New research has shown that flight delays and cancellations are far and away the biggest airline problem facing travellers today.
A 2016 survey of 2500 recent air travellers, conducted by CHOICE using an independently sourced national sample, found that 22.6% of flyers had experienced a delayed or
cancelled flight in the past twelve months, a slight increase on the previous year's results.
Video: Don't just complain about flight delays. Complane.
There were decreases in every other complaint category, with the overall proportion of passengers experiencing problems with flights dropping from 38% to 31%. By a
large margin, delays and cancellations are still the most commonly seen flight problems. Out of all passengers with airline problems, 73% of them experienced
some sort of delay, almost half of them of two hours or more.
According to data collected by the Bureau of Infrastructure, Transport and Regional Economics, 16% of domestic flights in 2016-17 failed to leave on
time. The worst performer was Jetstar, owned by the Qantas Group, with more than one in four flights (27.8%) experiencing a delay. In the last year Tigerair saw a spike in late departures, with 23.1% flights leaving late, up from 14.4% in 2015-16.
CHOICE is calling on airlines to provide fixed financial compensation to travellers who have flights cancelled for reasons within the airline's control.
Currently, it's up to the airline – and, sometimes the individual customer service representative – to determine what is fair compensation.
"It's time we held airlines financially accountable for delays and cancellations within their control," CHOICE head of media Tom Godfrey. "Currently, there
is no set compensation for consumers in Australia when an airline keeps you grounded."
An industry-wide system of standardised compensation already exists in the European Union. There, compensation of up to $900 (650 euros) is
available for delayed passengers, depending on the length of the delay and the distance of the flight. In addition to financial compensation, European
consumers are offered refunds on flights, meals, refreshments, phone calls, emails and accommodation.
In the decade since its introduction, on-time performance at Heathrow Airport improved by 20.6%.
Don't just complain: Complane
Worryingly, 63% of survey respondents said that no action was taken by the airline when they experienced a delay, up from 52% in 2015. One in three said that the
airline's response to their holdup was poor, very poor or terrible.

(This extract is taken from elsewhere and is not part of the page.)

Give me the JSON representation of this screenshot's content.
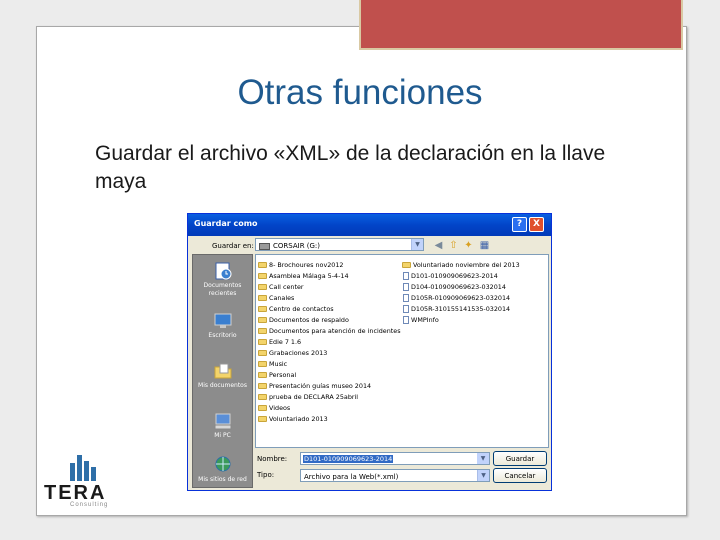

"The airlines should take responsibility for their own mistakes and we don't believe passengers should be paying for an airline's delay," said Mr Godfrey.
"Compensation should be fair and standardised, no matter what airline you're on or what the customer service agent decides you deserve on the day."
"In light of our research findings, to remove the hassle from complaining directly to the airlines we are launching a website called complane.com.au. The
site allows consumers to complain directly to Qantas, Jetstar, Virgin or Tiger about a flight delay or cancellation," Mr Godfrey said.
Airlines reject call for fixed compensation
Airlines were keen to point out that across the industry on-time arrival and departure rates are improving, and that delays are often for safety reasons. Some also warned they would have to increase fares if they changed their compensation procedures.
"We have a number of measures in place to assist guests in the event of a delay or cancellation which, depending on the circumstances, can include providing hotel accommodation and food vouchers," said a Virgin Australia spokesperson.
A Tigerair spokesperson told CHOICE, "In the unlikely event of a disrupted service, Tigerair Australia works hard to get affected passengers to their destination as soon as possible and to minimize the inconvenience with a range of provisions to assist passengers to get to where they are going as soon as possible."
"We know how frustrating delays and cancellations are and we do everything in our power to avoid them," said a Qantas Group spokesperson. "Ultimately, passengers want to get to their destination more than they want compensation, so we've invested heavily in better systems to deal with weather and other delays."